The association of anaemia of a severe type and enlargemes of the spleen has been recognized clinically for many years. a considerable proportion of these cases the enlargement of the spleen is due to some well recognized cause, such as he cirrhosis or amyloid disease, but in a certain number the nized causes are absent, and it seems probable that we have to deal with a specific disease of unknown origin. The disease is essentially chronic, and is not incompatible with fair health for many years (25-30). It may occur at any age, but the infantile and adult types vary to some extent, and had better be considered separately.
In the adult form, the disease seems to occur most frequently between the ages of 20 and 40, and does not affect either sex in particular. In well marked cases the spleen is notably enlarged and the liver may also be increased in size. The patient is anaemic, and the skin is often diffusely pigmented. Gastro-intestinal symptoms are not uncommon, in particular gastric haemorrhage which is often profuse, and diarrhoea. The course of the illness is very chronic, but the anaemia on the whole progresses, and death ensues from haemorrhage, complications or asthenia. A terminal cirrhosis of the liver with ascites (Banti's disease) is not unusual.

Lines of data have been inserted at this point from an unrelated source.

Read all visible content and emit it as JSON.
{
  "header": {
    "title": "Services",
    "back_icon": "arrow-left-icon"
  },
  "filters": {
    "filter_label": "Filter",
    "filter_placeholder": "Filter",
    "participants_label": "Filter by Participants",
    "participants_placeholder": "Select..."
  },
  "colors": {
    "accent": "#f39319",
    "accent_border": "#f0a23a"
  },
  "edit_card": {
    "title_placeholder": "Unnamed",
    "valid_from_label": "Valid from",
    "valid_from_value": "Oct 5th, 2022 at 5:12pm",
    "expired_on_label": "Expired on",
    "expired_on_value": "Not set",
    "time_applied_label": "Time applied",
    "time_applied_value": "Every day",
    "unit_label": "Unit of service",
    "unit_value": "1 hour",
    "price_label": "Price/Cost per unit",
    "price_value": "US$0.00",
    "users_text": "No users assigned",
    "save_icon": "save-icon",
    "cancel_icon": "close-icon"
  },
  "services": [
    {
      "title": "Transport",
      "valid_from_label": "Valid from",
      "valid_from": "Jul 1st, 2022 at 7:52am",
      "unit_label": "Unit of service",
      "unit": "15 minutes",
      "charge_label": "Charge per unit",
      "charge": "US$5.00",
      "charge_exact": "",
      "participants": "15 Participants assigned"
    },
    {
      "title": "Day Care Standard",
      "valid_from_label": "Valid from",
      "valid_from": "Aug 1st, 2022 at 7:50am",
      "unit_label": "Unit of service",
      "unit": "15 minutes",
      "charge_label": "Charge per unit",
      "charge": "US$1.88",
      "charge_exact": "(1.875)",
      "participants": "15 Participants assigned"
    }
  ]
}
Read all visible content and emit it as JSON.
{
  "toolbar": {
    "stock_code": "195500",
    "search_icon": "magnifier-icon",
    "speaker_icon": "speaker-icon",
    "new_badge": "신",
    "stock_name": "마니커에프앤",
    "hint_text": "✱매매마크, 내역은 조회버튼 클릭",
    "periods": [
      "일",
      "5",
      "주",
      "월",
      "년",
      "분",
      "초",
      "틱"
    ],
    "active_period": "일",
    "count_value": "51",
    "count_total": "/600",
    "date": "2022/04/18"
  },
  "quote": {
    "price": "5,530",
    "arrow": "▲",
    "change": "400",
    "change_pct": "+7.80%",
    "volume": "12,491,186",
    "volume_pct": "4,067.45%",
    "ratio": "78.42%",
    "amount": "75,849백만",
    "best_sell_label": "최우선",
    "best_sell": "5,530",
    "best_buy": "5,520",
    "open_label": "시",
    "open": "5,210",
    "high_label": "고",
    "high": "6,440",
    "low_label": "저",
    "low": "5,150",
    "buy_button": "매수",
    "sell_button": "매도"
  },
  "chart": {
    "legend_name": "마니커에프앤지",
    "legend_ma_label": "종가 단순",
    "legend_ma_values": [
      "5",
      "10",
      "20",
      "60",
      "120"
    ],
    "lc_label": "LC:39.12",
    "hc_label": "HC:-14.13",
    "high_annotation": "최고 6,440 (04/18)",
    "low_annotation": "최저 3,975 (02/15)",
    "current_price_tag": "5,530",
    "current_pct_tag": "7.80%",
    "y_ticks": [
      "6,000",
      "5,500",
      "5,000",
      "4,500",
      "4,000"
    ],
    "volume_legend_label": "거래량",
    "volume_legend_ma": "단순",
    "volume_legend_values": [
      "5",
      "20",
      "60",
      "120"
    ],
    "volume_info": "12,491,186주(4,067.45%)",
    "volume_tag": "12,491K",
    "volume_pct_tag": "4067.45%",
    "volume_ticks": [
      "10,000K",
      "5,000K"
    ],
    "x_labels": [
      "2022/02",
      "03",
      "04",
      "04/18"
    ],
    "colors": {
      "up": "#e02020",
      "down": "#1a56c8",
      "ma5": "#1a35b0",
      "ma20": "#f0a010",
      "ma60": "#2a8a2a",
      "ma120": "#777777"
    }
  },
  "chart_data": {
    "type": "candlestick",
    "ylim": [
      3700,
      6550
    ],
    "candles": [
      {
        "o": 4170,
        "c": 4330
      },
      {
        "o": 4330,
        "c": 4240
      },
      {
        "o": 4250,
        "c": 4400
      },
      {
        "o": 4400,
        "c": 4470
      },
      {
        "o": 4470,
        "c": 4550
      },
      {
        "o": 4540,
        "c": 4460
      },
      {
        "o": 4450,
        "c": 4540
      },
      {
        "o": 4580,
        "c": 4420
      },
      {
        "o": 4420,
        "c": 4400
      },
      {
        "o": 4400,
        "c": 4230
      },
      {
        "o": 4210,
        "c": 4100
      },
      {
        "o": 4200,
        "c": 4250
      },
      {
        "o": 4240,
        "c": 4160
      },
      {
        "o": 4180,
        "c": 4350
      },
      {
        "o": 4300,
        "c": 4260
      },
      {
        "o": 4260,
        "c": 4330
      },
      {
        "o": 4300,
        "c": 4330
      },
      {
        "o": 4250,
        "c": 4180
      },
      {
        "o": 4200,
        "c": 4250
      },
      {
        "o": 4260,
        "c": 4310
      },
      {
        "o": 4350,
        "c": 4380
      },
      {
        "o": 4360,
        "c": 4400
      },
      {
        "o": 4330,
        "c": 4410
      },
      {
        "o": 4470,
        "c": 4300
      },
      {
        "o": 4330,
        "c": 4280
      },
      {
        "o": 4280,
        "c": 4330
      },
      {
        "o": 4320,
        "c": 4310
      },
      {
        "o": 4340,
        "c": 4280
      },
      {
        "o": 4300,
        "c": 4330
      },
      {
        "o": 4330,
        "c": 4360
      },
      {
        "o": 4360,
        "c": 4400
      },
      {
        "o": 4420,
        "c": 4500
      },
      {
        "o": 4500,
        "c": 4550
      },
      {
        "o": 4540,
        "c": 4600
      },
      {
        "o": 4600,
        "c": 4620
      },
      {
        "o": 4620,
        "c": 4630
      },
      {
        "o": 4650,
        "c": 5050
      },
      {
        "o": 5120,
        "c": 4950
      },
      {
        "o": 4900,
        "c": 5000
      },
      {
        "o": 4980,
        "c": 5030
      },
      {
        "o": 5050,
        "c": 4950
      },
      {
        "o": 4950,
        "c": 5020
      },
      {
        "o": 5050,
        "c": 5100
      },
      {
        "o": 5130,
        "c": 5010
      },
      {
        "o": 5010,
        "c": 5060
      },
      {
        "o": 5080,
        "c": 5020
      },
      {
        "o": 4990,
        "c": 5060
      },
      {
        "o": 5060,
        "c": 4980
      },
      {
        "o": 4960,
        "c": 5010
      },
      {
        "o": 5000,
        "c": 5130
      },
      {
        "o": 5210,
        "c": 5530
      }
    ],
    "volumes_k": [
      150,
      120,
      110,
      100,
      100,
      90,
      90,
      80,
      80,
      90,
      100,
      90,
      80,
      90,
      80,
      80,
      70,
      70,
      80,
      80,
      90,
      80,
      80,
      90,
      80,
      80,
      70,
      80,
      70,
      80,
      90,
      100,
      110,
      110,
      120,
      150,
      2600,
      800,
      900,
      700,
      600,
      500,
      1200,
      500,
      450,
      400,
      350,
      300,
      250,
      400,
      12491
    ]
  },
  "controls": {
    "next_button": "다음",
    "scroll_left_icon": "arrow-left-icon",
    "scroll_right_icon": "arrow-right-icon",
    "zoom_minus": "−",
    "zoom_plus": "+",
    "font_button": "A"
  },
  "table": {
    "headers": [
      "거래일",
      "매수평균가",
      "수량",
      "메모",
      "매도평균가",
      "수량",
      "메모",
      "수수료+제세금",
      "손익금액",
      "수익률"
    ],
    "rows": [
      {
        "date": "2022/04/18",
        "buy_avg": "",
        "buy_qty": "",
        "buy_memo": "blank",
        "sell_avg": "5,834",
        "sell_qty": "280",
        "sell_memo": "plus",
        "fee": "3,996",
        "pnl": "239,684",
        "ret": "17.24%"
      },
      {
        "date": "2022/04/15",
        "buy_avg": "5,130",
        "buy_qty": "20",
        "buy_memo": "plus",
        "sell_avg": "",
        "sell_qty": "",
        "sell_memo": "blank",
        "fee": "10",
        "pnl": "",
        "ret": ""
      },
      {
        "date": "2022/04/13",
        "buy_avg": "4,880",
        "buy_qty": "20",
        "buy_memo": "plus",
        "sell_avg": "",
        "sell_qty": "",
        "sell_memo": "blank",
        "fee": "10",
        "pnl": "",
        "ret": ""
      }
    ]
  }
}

Splenic anaemia may also occur during infancy, though we are still ignorant as to whether it is the same disease as the adult form, or sui generis. It is met with most frequently in the second year of life, and is generally associated with some degree of rickets. The infants are notably emaciated and anaemic, and sometimes of lemon yellow complexion. The liver and lymphatic glands may be enlarged as well as the spleen. Gastro-intestinal symptoms are the rule, vomiting and diarrhoea being the most consequent.
The general resemblance between splenic anaemia and pernious anaemia is somewhat striking, but the lack of information a large scale prevents any close comparison. The colour of skin is sometimes very suggestive, and a megaloblastic type of blood is the rule in the infantile cases, and sometimes occurs in adult cases. Oral sepsis and gastro-intestinal symptoms may also occur.
With our present knowledge treatment in the adult cases should be based on the lines suggested in the pernicious anaemia secn, and the diet should be bland and suited to the digestive power . The tendency to gastric haemorrhage must be remember a tendency which is probably due to mechanical derange-ment of the venous supply produced by the splenic tumour, and any distension of the stomach by large quantities of food, flatulence, etc., or unnecessary irritation by irritating viands, should be avoided so far as is possible.
The gastro-intestinal symptoms in the infantile form are usually well marked and call for special treatment. Diarrhoea is probably the most common, although vomiting may be persistent and severe. The stools are generally offensive, often green in colour, and may contain much mucus and undigested food. The dietary suitable for these symptoms is considered in the section on Diseases of Children. When gastro-intestinal symptoms are in abeyance, the diet should be that suited to the particular age, but special care must be taken to prevent infec-. tion of the milk ingested, and to prevent or remove any septic condition in the buccal cavity, which may be as marked during the first dentition as during the second.